The painting immediately above is, I hope you'll agree, a stunningly beautiful work of art. There's something rather poetic in that the light could easily be twilight (altho' it equally well be dawn: can anyone with more knowledge of the battle tell me which is more likely?), and this was, though a decisive French victory, amongst the very last hurrahs, as 'the sun of Austerlitz' finally set on Napoleon's glory for good.
In the work reproduced above Vernet zooms in on a smaller scene for a change, as Napoleon and his entourage, including the ever flamboyant Murat, turn towards a grenadier, who calle out to them, perhaps simply shouting 'Vive L'Empereur!' (Or is he complaining that his hat doesn't fit?) Vernet captures a kind of charismatic intensity in Bonaparte's face which one imagines he must have possessed, to have lead the way he did.
Horace Vernet, looking supremely cool. Mind you, his bum might be quite toasty, if that stove's lit. Vernet was, quite literally, a child of the revolution, being born in 1879. Neither this nor the picture below appear in Carruthers' book.
Lejeune didn't just paint Napoleonic battles, he took part in them.
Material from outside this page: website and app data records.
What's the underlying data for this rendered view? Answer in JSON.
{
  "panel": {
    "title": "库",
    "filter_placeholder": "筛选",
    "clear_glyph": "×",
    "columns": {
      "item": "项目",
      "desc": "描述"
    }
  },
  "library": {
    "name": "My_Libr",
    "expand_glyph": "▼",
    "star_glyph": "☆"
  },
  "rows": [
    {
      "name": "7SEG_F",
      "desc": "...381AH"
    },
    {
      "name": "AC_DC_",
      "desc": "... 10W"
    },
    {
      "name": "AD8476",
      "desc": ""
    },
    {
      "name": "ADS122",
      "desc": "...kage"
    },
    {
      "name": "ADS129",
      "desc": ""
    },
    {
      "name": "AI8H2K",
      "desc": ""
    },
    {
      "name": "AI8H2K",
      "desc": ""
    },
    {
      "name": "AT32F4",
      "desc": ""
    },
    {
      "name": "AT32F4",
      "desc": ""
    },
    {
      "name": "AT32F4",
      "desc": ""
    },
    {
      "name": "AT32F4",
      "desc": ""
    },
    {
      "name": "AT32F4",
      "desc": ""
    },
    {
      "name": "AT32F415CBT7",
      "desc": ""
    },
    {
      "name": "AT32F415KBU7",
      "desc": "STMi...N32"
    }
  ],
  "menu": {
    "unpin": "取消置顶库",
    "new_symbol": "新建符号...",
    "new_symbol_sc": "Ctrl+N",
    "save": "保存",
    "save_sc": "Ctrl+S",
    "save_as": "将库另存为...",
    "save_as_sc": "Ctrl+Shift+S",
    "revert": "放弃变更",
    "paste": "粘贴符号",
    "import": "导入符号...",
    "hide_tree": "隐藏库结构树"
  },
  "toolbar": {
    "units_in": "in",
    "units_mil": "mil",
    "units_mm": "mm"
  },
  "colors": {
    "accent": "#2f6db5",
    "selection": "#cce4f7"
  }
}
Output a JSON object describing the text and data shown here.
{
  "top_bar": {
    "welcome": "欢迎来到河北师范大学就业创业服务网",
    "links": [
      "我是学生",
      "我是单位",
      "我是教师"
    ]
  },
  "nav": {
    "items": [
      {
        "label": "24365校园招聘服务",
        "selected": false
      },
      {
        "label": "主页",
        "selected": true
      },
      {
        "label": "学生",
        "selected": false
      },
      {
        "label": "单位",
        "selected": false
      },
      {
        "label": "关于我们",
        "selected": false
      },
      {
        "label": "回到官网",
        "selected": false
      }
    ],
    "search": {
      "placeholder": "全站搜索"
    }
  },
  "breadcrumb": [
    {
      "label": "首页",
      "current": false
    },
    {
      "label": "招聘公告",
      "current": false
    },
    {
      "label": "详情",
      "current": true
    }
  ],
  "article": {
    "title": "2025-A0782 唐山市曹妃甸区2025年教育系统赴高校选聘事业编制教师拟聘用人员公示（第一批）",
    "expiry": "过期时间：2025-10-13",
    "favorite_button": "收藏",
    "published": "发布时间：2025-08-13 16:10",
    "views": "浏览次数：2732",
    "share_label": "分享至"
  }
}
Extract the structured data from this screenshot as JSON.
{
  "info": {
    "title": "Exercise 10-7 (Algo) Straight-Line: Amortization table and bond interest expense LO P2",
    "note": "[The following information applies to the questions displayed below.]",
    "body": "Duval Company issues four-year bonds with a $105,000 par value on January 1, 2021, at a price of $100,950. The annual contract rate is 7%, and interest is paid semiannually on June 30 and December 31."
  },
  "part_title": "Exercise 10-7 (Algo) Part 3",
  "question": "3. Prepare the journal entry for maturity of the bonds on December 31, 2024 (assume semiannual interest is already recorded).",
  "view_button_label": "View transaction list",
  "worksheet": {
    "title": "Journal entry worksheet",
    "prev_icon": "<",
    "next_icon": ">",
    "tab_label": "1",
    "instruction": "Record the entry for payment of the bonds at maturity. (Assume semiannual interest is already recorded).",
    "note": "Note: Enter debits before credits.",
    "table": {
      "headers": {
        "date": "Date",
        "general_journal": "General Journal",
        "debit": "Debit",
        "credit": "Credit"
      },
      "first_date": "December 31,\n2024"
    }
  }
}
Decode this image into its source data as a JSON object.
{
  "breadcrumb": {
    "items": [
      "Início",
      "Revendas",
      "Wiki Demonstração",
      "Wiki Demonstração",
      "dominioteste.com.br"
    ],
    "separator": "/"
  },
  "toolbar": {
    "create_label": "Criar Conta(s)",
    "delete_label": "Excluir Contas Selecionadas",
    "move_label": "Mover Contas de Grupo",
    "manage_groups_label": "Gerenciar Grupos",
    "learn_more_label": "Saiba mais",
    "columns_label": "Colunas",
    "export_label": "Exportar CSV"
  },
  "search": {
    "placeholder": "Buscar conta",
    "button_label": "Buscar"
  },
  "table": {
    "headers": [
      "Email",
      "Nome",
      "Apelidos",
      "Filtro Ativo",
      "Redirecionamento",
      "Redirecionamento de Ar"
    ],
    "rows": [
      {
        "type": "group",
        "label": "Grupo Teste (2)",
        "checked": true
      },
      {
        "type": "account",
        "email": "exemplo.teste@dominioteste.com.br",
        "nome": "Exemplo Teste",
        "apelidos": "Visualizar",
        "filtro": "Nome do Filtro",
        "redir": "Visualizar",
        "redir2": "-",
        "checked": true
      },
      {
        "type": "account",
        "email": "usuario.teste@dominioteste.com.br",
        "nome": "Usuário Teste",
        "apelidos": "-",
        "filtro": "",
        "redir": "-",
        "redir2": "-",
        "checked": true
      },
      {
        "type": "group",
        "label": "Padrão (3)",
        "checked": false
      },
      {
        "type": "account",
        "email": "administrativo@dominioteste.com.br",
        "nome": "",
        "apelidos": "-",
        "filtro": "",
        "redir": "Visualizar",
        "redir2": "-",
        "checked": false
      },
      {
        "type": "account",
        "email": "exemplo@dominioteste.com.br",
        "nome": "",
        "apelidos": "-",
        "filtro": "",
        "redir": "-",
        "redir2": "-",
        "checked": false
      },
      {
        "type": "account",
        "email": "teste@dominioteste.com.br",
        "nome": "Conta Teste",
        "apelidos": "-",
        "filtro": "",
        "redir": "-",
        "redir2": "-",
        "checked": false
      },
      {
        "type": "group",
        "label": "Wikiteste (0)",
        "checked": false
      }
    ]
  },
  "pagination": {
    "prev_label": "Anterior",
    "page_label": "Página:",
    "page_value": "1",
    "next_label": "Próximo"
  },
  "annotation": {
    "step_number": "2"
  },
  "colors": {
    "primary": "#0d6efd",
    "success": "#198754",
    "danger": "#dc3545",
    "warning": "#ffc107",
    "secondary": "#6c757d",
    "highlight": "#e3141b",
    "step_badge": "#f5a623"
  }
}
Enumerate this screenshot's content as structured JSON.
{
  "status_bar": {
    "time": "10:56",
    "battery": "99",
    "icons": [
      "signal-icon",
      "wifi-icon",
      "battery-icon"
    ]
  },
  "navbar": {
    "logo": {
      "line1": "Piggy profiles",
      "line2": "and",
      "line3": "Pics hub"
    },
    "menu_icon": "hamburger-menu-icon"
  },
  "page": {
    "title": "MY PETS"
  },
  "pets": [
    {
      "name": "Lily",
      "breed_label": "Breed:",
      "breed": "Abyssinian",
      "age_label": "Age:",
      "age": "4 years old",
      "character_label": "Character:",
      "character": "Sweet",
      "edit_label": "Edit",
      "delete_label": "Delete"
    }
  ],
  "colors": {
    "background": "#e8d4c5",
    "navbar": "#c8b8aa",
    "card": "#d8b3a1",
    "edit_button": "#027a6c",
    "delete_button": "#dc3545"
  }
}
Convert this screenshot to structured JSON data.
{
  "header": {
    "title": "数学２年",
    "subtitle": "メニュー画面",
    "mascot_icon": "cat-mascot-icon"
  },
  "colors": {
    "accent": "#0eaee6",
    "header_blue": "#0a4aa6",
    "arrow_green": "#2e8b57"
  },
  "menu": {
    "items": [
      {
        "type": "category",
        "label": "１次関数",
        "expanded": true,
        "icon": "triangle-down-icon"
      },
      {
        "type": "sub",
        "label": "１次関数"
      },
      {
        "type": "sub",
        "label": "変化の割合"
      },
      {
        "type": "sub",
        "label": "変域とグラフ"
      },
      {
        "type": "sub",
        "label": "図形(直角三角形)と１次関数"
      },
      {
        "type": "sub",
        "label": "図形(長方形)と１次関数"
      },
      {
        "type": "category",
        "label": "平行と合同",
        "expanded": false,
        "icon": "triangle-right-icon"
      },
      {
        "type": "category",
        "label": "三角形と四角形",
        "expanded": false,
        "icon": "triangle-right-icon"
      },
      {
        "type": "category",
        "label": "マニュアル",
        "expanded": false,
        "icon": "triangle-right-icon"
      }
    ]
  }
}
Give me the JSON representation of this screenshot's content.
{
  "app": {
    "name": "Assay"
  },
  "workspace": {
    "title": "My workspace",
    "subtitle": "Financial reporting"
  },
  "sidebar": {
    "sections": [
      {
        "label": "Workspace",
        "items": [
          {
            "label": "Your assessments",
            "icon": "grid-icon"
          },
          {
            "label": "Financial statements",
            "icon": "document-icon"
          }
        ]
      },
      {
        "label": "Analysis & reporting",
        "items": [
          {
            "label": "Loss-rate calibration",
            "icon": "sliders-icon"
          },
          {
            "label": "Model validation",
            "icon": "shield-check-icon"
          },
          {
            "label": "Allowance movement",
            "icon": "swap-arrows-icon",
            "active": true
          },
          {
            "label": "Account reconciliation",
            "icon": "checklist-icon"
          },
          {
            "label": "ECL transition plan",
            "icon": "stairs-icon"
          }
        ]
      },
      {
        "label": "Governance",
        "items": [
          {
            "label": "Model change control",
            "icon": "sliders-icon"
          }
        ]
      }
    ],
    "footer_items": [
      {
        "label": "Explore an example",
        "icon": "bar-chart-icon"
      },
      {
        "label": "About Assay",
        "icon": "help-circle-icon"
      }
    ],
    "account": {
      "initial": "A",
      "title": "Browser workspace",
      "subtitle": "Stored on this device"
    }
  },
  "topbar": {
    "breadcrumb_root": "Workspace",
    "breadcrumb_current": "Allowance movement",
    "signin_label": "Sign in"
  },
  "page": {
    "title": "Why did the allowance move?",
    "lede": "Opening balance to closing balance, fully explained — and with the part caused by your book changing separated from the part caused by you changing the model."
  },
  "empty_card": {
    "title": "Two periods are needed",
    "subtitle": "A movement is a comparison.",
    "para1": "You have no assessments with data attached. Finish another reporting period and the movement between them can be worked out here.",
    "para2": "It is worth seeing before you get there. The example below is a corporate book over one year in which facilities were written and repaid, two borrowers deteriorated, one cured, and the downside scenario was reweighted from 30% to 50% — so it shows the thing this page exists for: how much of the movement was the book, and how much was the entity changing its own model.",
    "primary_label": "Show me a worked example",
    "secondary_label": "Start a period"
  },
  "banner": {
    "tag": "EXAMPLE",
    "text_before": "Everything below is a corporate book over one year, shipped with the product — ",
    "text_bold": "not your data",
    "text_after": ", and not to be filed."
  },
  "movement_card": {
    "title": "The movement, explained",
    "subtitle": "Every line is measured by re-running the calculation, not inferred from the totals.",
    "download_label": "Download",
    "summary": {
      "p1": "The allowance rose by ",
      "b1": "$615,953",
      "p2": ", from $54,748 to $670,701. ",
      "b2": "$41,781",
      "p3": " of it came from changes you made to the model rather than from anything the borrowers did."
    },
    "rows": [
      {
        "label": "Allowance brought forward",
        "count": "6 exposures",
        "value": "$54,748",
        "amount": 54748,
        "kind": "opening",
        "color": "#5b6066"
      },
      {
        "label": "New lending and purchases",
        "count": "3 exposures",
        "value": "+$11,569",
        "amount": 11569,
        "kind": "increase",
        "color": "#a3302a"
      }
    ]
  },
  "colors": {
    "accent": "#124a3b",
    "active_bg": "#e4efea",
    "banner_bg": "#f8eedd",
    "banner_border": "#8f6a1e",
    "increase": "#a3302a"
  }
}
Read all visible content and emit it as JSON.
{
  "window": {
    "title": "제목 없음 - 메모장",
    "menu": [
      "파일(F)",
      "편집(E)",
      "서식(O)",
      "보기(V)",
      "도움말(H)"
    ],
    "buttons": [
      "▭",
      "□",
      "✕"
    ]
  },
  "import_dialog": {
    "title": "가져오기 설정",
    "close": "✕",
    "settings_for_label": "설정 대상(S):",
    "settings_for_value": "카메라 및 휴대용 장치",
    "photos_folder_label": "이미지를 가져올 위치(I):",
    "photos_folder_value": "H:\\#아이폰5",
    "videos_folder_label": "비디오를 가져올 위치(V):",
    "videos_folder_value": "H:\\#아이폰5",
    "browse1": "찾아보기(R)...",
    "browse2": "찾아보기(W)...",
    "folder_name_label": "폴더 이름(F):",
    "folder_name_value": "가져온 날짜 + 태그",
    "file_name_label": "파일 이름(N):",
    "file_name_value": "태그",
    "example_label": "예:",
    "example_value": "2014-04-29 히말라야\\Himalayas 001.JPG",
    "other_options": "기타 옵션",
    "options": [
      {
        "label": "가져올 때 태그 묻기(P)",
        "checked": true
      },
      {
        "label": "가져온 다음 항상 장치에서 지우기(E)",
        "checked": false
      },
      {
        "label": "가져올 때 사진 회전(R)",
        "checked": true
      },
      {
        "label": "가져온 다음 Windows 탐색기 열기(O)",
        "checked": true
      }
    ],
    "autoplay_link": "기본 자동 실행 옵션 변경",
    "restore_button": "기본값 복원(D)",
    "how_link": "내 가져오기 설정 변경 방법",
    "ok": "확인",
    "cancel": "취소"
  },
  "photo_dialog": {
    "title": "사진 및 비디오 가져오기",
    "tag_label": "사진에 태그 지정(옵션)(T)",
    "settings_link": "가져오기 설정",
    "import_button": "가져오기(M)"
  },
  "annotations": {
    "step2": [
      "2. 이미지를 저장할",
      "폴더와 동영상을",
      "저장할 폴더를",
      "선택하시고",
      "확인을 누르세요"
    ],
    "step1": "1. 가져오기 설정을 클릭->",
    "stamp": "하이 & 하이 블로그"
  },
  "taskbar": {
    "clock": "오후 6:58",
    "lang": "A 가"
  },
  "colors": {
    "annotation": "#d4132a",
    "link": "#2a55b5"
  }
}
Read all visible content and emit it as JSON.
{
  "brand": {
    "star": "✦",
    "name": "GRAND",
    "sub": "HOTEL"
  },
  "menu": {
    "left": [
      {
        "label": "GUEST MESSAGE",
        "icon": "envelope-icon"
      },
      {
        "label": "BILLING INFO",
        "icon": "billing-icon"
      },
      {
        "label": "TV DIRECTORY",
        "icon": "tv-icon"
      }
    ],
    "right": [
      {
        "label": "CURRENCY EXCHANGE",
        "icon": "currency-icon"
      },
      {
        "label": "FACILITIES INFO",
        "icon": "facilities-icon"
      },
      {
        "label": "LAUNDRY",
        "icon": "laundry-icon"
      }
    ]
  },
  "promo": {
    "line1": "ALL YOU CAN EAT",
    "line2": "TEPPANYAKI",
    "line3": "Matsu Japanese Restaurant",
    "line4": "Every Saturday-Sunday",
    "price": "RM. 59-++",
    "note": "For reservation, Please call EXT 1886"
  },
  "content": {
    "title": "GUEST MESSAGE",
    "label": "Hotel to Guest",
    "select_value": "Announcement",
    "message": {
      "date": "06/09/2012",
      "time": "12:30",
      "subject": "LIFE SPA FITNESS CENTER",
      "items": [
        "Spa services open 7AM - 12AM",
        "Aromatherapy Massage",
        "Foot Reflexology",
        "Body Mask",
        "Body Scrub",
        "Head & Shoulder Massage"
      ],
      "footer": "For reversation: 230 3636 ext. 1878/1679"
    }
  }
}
With a kind of pleasingly poetic if not exact symmetry, Lejeune, around 14-15 years older than Vernet, died in 1848, year of France's February revolution, which founded the Second Republic, and saw the beginning of the Second Empire under Bonaparte's nephew, Louis Napoleon.
Perhaps a more poignant if no less bizarre an epitaph to Napoleon's period of ascendancy, his rapid rise and even faster fall, is this painting by Baron Charles de Steuben. 'Vie de Napoléon en huit chapeaux', or 'life of Napoleon in eight hats'! I saw it in the little Museum on the Waterloo battlefield that was Napoleon's H.Q. on the night before the battle, in postcard form. This is another one that isn't in the book, by the way.